• _Try it_
Please print each entry below exactly as it stands, but without any pictures.
++++ Exercise input
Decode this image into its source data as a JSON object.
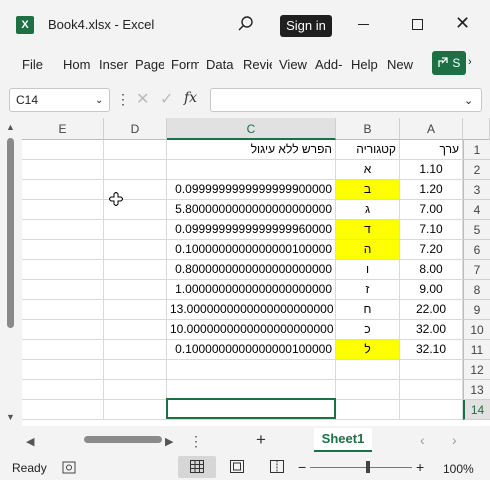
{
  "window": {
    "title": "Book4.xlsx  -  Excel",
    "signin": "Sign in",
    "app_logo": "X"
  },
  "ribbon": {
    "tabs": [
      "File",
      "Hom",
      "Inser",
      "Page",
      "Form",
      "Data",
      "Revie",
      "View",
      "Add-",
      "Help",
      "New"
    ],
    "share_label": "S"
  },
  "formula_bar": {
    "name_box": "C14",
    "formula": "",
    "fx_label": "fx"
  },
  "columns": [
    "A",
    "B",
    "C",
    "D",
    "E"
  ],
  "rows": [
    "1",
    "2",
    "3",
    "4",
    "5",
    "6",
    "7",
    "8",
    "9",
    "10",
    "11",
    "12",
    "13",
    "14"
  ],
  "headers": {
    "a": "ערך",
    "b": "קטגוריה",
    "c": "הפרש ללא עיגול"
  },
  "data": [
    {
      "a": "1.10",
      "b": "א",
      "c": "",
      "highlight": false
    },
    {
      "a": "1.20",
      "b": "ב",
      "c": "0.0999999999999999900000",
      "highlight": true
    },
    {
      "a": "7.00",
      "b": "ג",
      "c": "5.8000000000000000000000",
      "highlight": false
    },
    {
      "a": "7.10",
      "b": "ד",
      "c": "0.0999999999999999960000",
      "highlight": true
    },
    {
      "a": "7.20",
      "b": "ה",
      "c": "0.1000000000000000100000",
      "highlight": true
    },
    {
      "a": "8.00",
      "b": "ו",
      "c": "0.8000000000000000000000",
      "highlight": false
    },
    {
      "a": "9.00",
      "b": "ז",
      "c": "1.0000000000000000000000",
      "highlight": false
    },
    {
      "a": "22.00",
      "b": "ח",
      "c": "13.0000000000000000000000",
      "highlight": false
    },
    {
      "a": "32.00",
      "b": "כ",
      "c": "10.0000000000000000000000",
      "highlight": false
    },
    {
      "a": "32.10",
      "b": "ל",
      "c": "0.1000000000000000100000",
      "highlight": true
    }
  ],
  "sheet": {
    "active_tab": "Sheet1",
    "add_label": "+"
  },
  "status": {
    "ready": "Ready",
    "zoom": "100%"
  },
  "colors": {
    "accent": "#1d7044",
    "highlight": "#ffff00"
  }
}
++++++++
• _Solved problem_
Decode this image into its source data as a JSON object.
{
  "window": {
    "title": "Book4.xlsx  -  Excel",
    "signin": "Sign in",
    "app_logo": "X"
  },
  "ribbon": {
    "tabs": [
      "File",
      "Hom",
      "Inser",
      "Page",
      "Form",
      "Data",
      "Revie",
      "View",
      "Add-",
      "Help",
      "New"
    ],
    "share_label": "S"
  },
  "formula_bar": {
    "name_box": "C14",
    "formula": "",
    "fx_label": "fx"
  },
  "columns": [
    "A",
    "B",
    "C",
    "D",
    "E"
  ],
  "rows": [
    "1",
    "2",
    "3",
    "4",
    "5",
    "6",
    "7",
    "8",
    "9",
    "10",
    "11",
    "12",
    "13",
    "14"
  ],
  "headers": {
    "a": "ערך",
    "b": "קטגוריה",
    "c": "הפרש ללא עיגול"
  },
  "data": [
    {
      "a": "1.10",
      "b": "א",
      "c": "",
      "highlight": false
    },
    {
      "a": "1.20",
      "b": "ב",
      "c": "0.0999999999999999900000",
      "highlight": true
    },
    {
      "a": "7.00",
      "b": "ג",
      "c": "5.8000000000000000000000",
      "highlight": false
    },
    {
      "a": "7.10",
      "b": "ד",
      "c": "0.0999999999999999960000",
      "highlight": true
    },
    {
      "a": "7.20",
      "b": "ה",
      "c": "0.1000000000000000100000",
      "highlight": true
    },
    {
      "a": "8.00",
      "b": "ו",
      "c": "0.8000000000000000000000",
      "highlight": false
    },
    {
      "a": "9.00",
      "b": "ז",
      "c": "1.0000000000000000000000",
      "highlight": false
    },
    {
      "a": "22.00",
      "b": "ח",
      "c": "13.0000000000000000000000",
      "highlight": false
    },
    {
      "a": "32.00",
      "b": "כ",
      "c": "10.0000000000000000000000",
      "highlight": false
    },
    {
      "a": "32.10",
      "b": "ל",
      "c": "0.1000000000000000100000",
      "highlight": true
    }
  ],
  "sheet": {
    "active_tab": "Sheet1",
    "add_label": "+"
  },
  "status": {
    "ready": "Ready",
    "zoom": "100%"
  },
  "colors": {
    "accent": "#1d7044",
    "highlight": "#ffff00"
  }
}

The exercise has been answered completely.